Eddie was to spend the next four years of his life in prisoner of war camps in Libya, Italy, and Germany, but enemy forces would find it difficult to keep him captive. He spent much of this time as an escaped prisoner of war on the run in Italy, hiding in cemeteries at night and taking shelter with Italian farmers where he could.
Eddie's daughter Trish Albert has spent years trying to piece together this time in Eddie's life. Her book 'Unsung Hero' tells his story as part of a series of educational books about First Australians.
"We all remember him telling us that, that he had 500 or 1000 Lira on his head and he had seen that piece of paper one day when he walked in the village," she says.
One story of this time was to become folklore with the Albert family, passed down from Trish to her nephew Tony.
"He escaped a prisoner of war camp with 6 other Australian men - another Aboriginal man was included in the group as well - and they went over the border of Italy to Biella and a family took them in," he says.
"Unfortunately they were recaptured by Italian soldiers and sentenced to execution.
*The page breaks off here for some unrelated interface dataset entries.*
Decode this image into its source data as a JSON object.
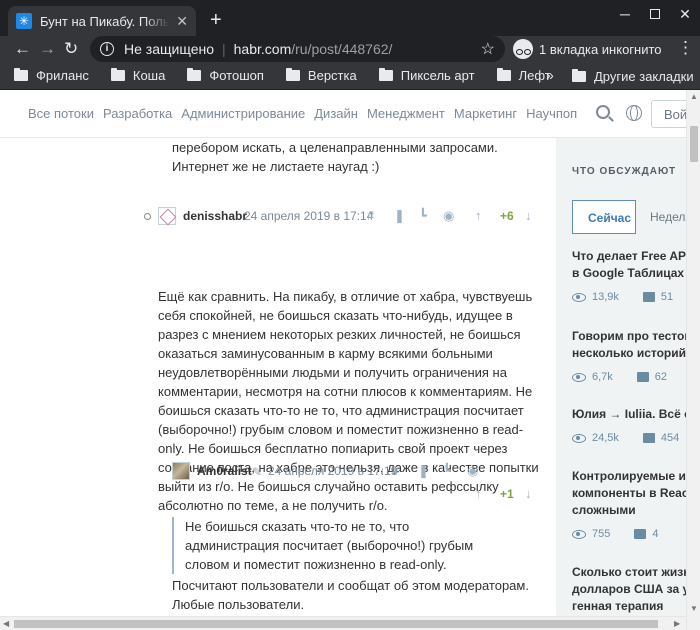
{
  "browser": {
    "tab_title": "Бунт на Пикабу. Пользователи",
    "tab_favicon": "habr-favicon",
    "address": {
      "security_label": "Не защищено",
      "host": "habr.com",
      "path": "/ru/post/448762/"
    },
    "incognito_label": "1 вкладка инкогнито",
    "bookmarks": [
      "Фриланс",
      "Коша",
      "Фотошоп",
      "Верстка",
      "Пиксель арт",
      "Лефт"
    ],
    "bookmarks_more": "»",
    "other_bookmarks": "Другие закладки"
  },
  "site_nav": {
    "links": [
      "Все потоки",
      "Разработка",
      "Администрирование",
      "Дизайн",
      "Менеджмент",
      "Маркетинг",
      "Научпоп"
    ],
    "login_label": "Войти"
  },
  "previous_comment_tail": "перебором искать, а целенаправленными запросами. Интернет же не листаете наугад :)",
  "comments": [
    {
      "user": "denisshabr",
      "date": "24 апреля 2019 в 17:14",
      "score": "+6",
      "text": "Ещё как сравнить. На пикабу, в отличие от хабра, чувствуешь себя спокойней, не боишься сказать что-нибудь, идущее в разрез с мнением некоторых резких личностей, не боишься оказаться заминусованным в карму всякими больными неудовлетворёнными людьми и получить ограничения на комментарии, несмотря на сотни плюсов к комментариям. Не боишься сказать что-то не то, что администрация посчитает (выборочно!) грубым словом и поместит пожизненно в read-only. Не боишься бесплатно попиарить свой проект через создание поста, на хабре это нельзя, даже в качестве попытки выйти из r/o. Не боишься случайно оставить рефссылку абсолютно по теме, а не получить r/o."
    },
    {
      "user": "Am0ralist",
      "date": "24 апреля 2019 в 17:19",
      "score": "+1",
      "quote": "Не боишься сказать что-то не то, что администрация посчитает (выборочно!) грубым словом и поместит пожизненно в read-only.",
      "text": "Посчитают пользователи и сообщат об этом модераторам. Любые пользователи."
    }
  ],
  "sidebar": {
    "title": "ЧТО ОБСУЖДАЮТ",
    "tabs": [
      "Сейчас",
      "Неделя"
    ],
    "items": [
      {
        "title_lines": [
          "Что делает Free API M",
          "в Google Таблицах"
        ],
        "views": "13,9k",
        "comments": "51"
      },
      {
        "title_lines": [
          "Говорим про тестовы",
          "несколько историй и"
        ],
        "views": "6,7k",
        "comments": "62"
      },
      {
        "title_lines": [
          "Юлия → Iuliia. Всё о т"
        ],
        "views": "24,5k",
        "comments": "454"
      },
      {
        "title_lines": [
          "Контролируемые и не",
          "компоненты в React н",
          "сложными"
        ],
        "views": "755",
        "comments": "4"
      },
      {
        "title_lines": [
          "Сколько стоит жизнь",
          "долларов США за уко",
          "генная терапия"
        ]
      }
    ]
  }
}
So three of the men who my grandfather were with were shot in front of them."
Eddie was spared execution when a soldier intervened and ordered that he and four others be sent back to a prisoner of war camp.
After another year as a prisoner in Germany, the war was over and Eddie returned to Sydney on August 8, 1945.
Tony says the fallen shells next to the standing bullets in 'Yininmadyemi' represent both the men that fell beside his grandfather but also the Indigenous men that returned only to be 'let down' by a government that refused to acknowledge their service.
"The fallen shells next to the standing bullets in 'Yininmadyemi' represent both the men that fell beside his grandfather but also the Indigenous men that returned only to be 'let down' by a government that refused to acknowledge their service."
Eddie Albert himself was not welcomed in his local RSL, right up to his death in 1979, but decided to march proudly each year in his local ANZAC parade.
Eddie Albert in Cardwell with his service medals.
Trish Albert says Eddie rarely spoke about his disappointment at his treatment after the war. It's a side of the story she hopes is hammered home to students around Australia through her book.
"When he returns home he has hopes that life is going to be better, society is going to treat him in a far better way," she says.
"But he comes back and it's disappointment again; the realisation that he is still going to be treated and seen as a second class citizen.
"I would like students to be able to understand and connect with Eddie as a person and understand how the laws and policies over his lifetime affected him and … why it is important that we actually stop and learn about the past and learn the true stories the real stories."